LMIA Canada

If you’re considering working in Canada as a foreign national, you may have come across the term LMIA (Labour Market Impact Assessment). LMIA is a crucial aspect of the Canadian immigration system, especially for individuals seeking temporary work opportunities. This article will cover what LMIA is, how to obtain it, its costs, the approval process, and its implications on permanent residency. LMIA is a document issued by Employment and Social Development Canada (ESDC) that assesses the impact of hiring a foreign worker on the Canadian labor market. Its purpose is to ensure that hiring foreign workers will not negatively affect Canadian citizens and permanent residents’ job opportunities.

How to Obtain an LMIA?

 To get an LMIA, there are certain steps you need to follow:

  1. Job Offer: First, you must receive a genuine job offer from a Canadian employer. The employer must demonstrate that they have tried to hire a Canadian citizen or permanent resident before considering hiring a foreign worker.
  2. Employer Application: The Canadian employer must apply for an LMIA on your behalf. They will submit various documents, including a detailed explanation of the job position, the salary and benefits offered, and the recruitment efforts made to hire a Canadian.
  3. LMIA Application Processing: ESDC will assess the application based on various factors, such as the state of the Canadian labor market, the employer’s compliance history, and the impact on wages and working conditions for Canadian workers. In some cases, ESDC may request additional information or an interview with the employer.
  4. LMIA Decision: ESDC will issue either a positive or negative LMIA once the assessment is complete. A positive LMIA means that hiring a foreign worker for that specific position is permitted, while a negative LMIA indicates that the employer must prioritize Canadian workers.
Cost of LMIA
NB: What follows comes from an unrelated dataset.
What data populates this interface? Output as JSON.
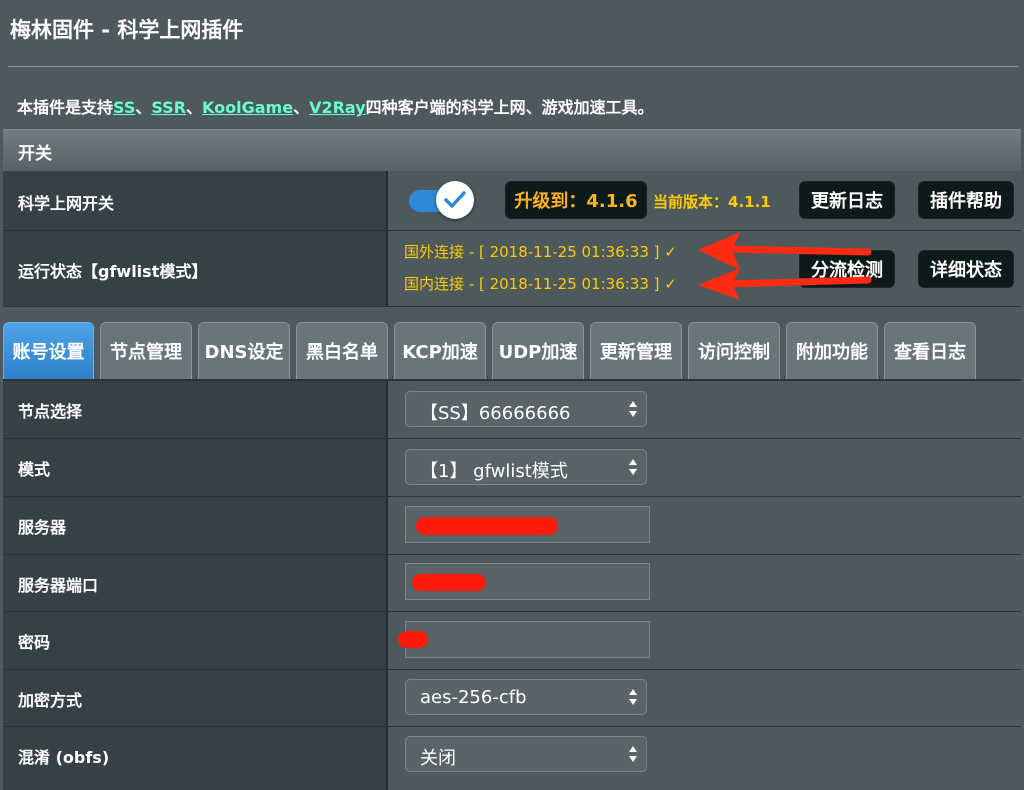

Cost of LMIA

The application fee for LMIA is $1,000 per employee. The application expenses and accompanying legal service charges are the responsibility of the employer. However, the fee amount may vary depending on the type of LMIA being applied for and the nature of the job offer. It’s essential to check the latest fee information on the official Government of Canada website as these costs are subject to change.

LMIA Approval

The approval of an LMIA depends on several factors, and obtaining a positive LMIA can be a complex and time-consuming process. ESDC evaluates the employer’s application thoroughly and considers whether hiring a foreign worker will indeed have a neutral or positive impact on the Canadian labor market. Some key aspects that ESDC considers during the assessment include:

Labour Market Need: ESDC will assess if there is a genuine need for hiring a foreign worker in the given position and whether insufficient Canadian citizens or permanent residents are available to fill the role.

Wages and Working Conditions: The employer must offer wages and working conditions that meet or exceed the prevailing standards in the relevant industry and region.

Recruitment Efforts: The employer must demonstrate that they made significant efforts to recruit Canadian citizens or permanent residents for the job before turning to a foreign worker.

Skills and Qualifications: The foreign worker’s skills, qualifications, and experience should align with the job requirements.

Positive or Neutral Impact: Ultimately, the key question is whether hiring the foreign worker will positively or neutral impact the Canadian labor market.

LMIA and Permanent Residency

LMIA and Permanent Residency

Having an LMIA doesn’t automatically grant you permanent residency in Canada. However, it can be a crucial step in your pathway to becoming a permanent resident. Once you have obtained a positive LMIA and worked in Canada for a designated period (usually one year or more) on a temporary work permit, you may become eligible to apply for permanent residency through various immigration programs.

One of the popular pathways to permanent residency for individuals with Canadian work experience is the Canadian Experience Class (CEC) under the Express Entry system. The CEC considers foreign workers with skilled work experience in Canada and offers them a route to permanent residency based on their contributions to the Canadian labor market.

An approved LMIA is generally valid for six months from the date of issuance. This means that the employer must hire the foreign worker within this period. If the employment offer is not accepted by the foreign worker within the validity period, the employer will need to reapply for a new LMIA if they still wish to hire a foreign worker for the position.